Previously, Dr. Dossani was the director of Stanford University's Center for South Asia, and a senior research scholar at Stanford University's Institute for International Studies. He holds a Ph.D. in finance from Northwestern University, an M.B.A. from the Indian Institute of Management, Calcutta, and a B.A. in economics from St. Stephen's College.

He has written a chapter on the power of nudges in the context of family in a book called, “Family Engagement in the Digital Age: Early Childhood Educators as Media Mentors”. He gave a talk on the same topic to the students of FLAME University during his visit to the campus. He discussed his research on educational nudges, focusing on early childhood education and the power of technology to facilitate and improve effectiveness of these nudges. He touched upon various subjects like ‘the issue of time’ in the modern family context where the quantity versus quality of time spent by working parents with children is debatable.

Additionally, he discussed the ‘role of the teacher’ which in a way compensates for the lack of time that parents are able to spend with their children. The capacity of parents to play a role in giving technical knowledge to children was also debated. As part of this discussion he touched upon types of education and schools and whether home schooling can be a viable option. He also spoke about the ‘strength of weak ties’ in which valuable and new information can be received from people outside the closest circles.

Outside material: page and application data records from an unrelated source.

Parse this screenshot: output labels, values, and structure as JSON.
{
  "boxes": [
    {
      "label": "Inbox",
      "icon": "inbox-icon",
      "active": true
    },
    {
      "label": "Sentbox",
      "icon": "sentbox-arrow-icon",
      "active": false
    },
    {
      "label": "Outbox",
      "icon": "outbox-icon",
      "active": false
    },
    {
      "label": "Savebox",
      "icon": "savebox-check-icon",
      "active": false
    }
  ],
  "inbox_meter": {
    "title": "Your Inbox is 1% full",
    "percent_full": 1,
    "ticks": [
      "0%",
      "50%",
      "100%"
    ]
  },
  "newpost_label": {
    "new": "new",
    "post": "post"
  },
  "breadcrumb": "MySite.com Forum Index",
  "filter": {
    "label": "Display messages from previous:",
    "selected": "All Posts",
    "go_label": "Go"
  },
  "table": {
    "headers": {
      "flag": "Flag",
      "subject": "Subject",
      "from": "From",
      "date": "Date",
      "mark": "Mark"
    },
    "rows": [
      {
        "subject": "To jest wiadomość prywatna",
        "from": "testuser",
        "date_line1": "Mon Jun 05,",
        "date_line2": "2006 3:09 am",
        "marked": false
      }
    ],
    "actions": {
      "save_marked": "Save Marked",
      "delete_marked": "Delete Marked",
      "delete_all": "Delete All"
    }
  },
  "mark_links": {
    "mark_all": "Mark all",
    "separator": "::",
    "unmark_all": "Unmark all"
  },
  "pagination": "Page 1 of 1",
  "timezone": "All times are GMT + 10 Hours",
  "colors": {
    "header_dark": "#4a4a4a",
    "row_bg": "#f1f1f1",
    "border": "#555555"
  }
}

The entire session was interactive and inclusive. The students expressed their opinions on the different issues being discussed. The session gave a good perspective on influences on early childhood education and how technology can be used positively to help child development. We, at FLAME University thank Dr. Dossani for sharing his valuable time and thoughts with us.